Dataset rows describing interfaces:
*** Block opens ***

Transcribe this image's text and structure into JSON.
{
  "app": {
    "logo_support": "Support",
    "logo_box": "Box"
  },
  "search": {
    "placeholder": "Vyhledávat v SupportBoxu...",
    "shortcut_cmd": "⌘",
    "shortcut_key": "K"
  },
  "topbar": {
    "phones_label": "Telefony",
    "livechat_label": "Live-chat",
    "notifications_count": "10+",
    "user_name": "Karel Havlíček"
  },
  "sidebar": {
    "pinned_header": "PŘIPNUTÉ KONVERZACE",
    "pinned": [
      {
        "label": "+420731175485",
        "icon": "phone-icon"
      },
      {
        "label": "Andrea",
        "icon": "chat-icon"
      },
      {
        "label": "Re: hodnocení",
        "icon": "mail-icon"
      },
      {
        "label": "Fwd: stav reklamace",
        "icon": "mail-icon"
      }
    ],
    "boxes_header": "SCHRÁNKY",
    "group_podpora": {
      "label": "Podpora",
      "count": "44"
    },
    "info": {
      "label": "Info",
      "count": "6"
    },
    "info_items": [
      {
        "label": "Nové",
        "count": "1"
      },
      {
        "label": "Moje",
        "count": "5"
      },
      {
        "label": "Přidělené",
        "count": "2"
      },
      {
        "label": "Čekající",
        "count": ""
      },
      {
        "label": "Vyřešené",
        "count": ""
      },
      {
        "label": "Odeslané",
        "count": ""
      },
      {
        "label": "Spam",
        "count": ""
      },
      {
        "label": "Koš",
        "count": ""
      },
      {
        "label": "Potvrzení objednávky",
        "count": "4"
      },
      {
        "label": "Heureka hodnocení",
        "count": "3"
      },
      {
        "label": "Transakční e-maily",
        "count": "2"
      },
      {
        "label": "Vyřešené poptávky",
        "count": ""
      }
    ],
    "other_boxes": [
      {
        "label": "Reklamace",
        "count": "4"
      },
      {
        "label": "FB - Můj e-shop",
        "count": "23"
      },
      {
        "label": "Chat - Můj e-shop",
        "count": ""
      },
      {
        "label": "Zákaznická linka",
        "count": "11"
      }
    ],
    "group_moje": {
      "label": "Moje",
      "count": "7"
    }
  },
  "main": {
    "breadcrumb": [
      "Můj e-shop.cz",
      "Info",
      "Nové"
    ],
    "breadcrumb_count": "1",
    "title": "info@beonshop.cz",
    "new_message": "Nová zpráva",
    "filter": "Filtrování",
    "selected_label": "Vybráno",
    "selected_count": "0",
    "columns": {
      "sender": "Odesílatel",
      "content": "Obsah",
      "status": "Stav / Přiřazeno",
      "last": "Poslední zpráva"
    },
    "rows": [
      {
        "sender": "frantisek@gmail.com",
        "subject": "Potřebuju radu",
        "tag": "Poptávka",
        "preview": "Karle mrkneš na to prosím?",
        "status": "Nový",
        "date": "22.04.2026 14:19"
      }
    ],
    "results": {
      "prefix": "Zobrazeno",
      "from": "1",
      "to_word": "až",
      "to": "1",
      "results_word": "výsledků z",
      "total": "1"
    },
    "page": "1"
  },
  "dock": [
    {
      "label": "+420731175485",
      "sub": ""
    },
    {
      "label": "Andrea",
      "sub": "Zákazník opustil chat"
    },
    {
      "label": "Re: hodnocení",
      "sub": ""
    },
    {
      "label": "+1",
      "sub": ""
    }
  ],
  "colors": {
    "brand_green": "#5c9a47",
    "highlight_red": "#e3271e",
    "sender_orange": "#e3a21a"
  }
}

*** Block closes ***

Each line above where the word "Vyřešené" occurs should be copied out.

        "label": "Vyřešené",
        "label": "Vyřešené poptávky",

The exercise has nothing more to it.